Scholar Spotlight | Studying Policy and Medicine Goes Hand in Hand

Noelle Kendall ’19 sits at Rep. Lamar Smith’s desk on the Tower Scholars Program visit to Washington, d.c.

Highland Capital Management Tower Scholar Noelle Kendall ’19 is majoring in biological sciences and earning minors in chemistry and French in addition to her Tower Scholars Program minor in public policy and international affairs. We asked her about her experience as a Highland Capital Management Tower Scholar and about why science and public policy matter to her.

Why did you decide to apply to the Tower Scholars Program? How has the program informed your time here at SMU?

I decided to apply to the Tower Scholars Program my freshman year because I have always been interested in politics and policy. When I discovered the Tower Scholars Program and learned about both the theoretical and practical approaches it takes, I knew I had to apply. Becoming a Highland Capital Management Tower Scholar is one of the best things that has happened to me during my time at SMU because it has opened my mind to things that I would have never learned otherwise. The breadth and depth we cover in the program is amazing.

Why is it important to you to connect the worlds of medicine/science and public policy?

Medicine/science and public policy seem to be two very different fields, and they are, but each one heavily affects the other. I think it is important that these two worlds find a connection so that they can better understand each other. This understanding would lead to more comprehensive science policy and a scientific community that understands and works with its government for safe, efficient progress.

What has been your favorite experience during your time at SMU?

I do not know if I can pick just one experience at SMU that stands out because there are so many that I will never forget, but one of those that relates to the Tower Scholars Program is our Washington D.C. trip. We are a very close cohort, but that trip solidified our friendships. I miss having class with them every week. What sets the Tower Scholars Program apart from other minors and programs is the close relationships we make with each other and our faculty. It is through these connections that we learn more than we ever could in our major classes because we each bring our own unique perspective from our other classes and experiences, and we have this deep rooted respect that allows us to have meaningful and productive discussions.

What are you hoping to accomplish after graduation?

After graduation, I am taking a gap year before I attend medical school.
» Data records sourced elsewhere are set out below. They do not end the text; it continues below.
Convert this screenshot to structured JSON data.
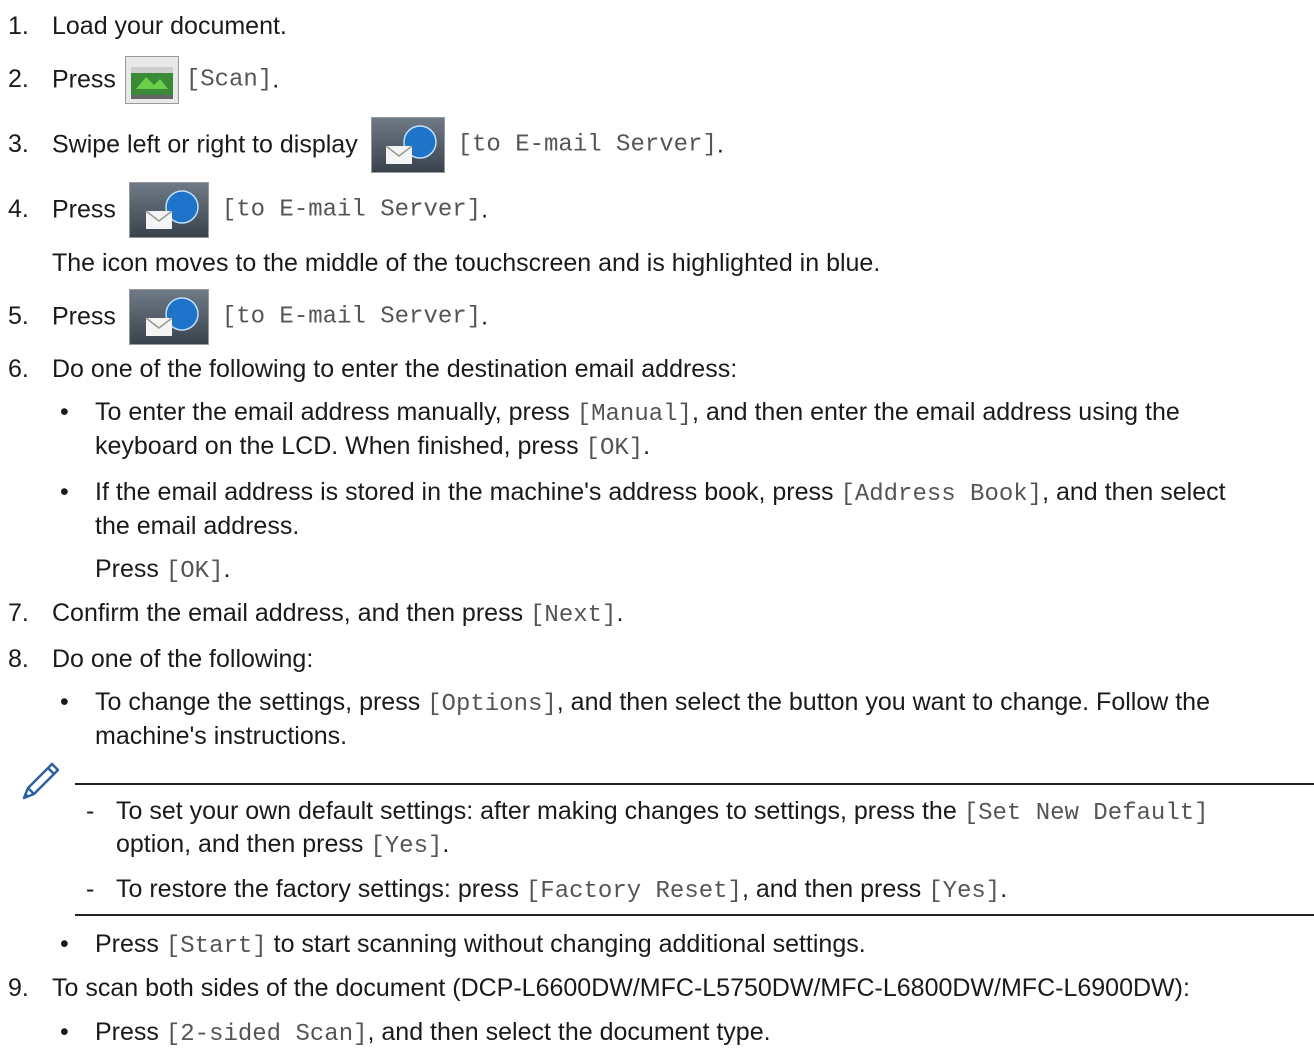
{
  "steps": {
    "s1": {
      "num": "1.",
      "text": "Load your document."
    },
    "s2": {
      "num": "2.",
      "pre": "Press",
      "code": "[Scan]",
      "post": "."
    },
    "s3": {
      "num": "3.",
      "pre": "Swipe left or right to display",
      "code": "[to E-mail Server]",
      "post": "."
    },
    "s4": {
      "num": "4.",
      "pre": "Press",
      "code": "[to E-mail Server]",
      "post": ".",
      "note": "The icon moves to the middle of the touchscreen and is highlighted in blue."
    },
    "s5": {
      "num": "5.",
      "pre": "Press",
      "code": "[to E-mail Server]",
      "post": "."
    },
    "s6": {
      "num": "6.",
      "text": "Do one of the following to enter the destination email address:",
      "b1": {
        "a": "To enter the email address manually, press ",
        "code1": "[Manual]",
        "b": ", and then enter the email address using the",
        "line2": "keyboard on the LCD. When finished, press ",
        "code2": "[OK]",
        "end": "."
      },
      "b2": {
        "a": "If the email address is stored in the machine's address book, press ",
        "code1": "[Address Book]",
        "b": ", and then select",
        "line2": "the email address.",
        "press": "Press ",
        "code2": "[OK]",
        "end": "."
      }
    },
    "s7": {
      "num": "7.",
      "pre": "Confirm the email address, and then press ",
      "code": "[Next]",
      "post": "."
    },
    "s8": {
      "num": "8.",
      "text": "Do one of the following:",
      "b1": {
        "a": "To change the settings, press ",
        "code": "[Options]",
        "b": ", and then select the button you want to change. Follow the",
        "line2": "machine's instructions."
      },
      "note": {
        "n1": {
          "dash": "-",
          "a": "To set your own default settings: after making changes to settings, press the ",
          "code1": "[Set New Default]",
          "line2": "option, and then press ",
          "code2": "[Yes]",
          "end": "."
        },
        "n2": {
          "dash": "-",
          "a": "To restore the factory settings: press ",
          "code1": "[Factory Reset]",
          "b": ", and then press ",
          "code2": "[Yes]",
          "end": "."
        }
      },
      "b2": {
        "a": "Press ",
        "code": "[Start]",
        "b": " to start scanning without changing additional settings."
      }
    },
    "s9": {
      "num": "9.",
      "text": "To scan both sides of the document (DCP-L6600DW/MFC-L5750DW/MFC-L6800DW/MFC-L6900DW):",
      "b1": {
        "a": "Press ",
        "code": "[2-sided Scan]",
        "b": ", and then select the document type."
      }
    }
  },
  "bullet_char": "•",
  "icons": {
    "scan": "scanner-icon",
    "email": "email-server-icon",
    "note": "pencil-icon"
  }
}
In my gap year, I am hoping to stay in Dallas and either work in a medical capacity as a clinical researcher or do policy research.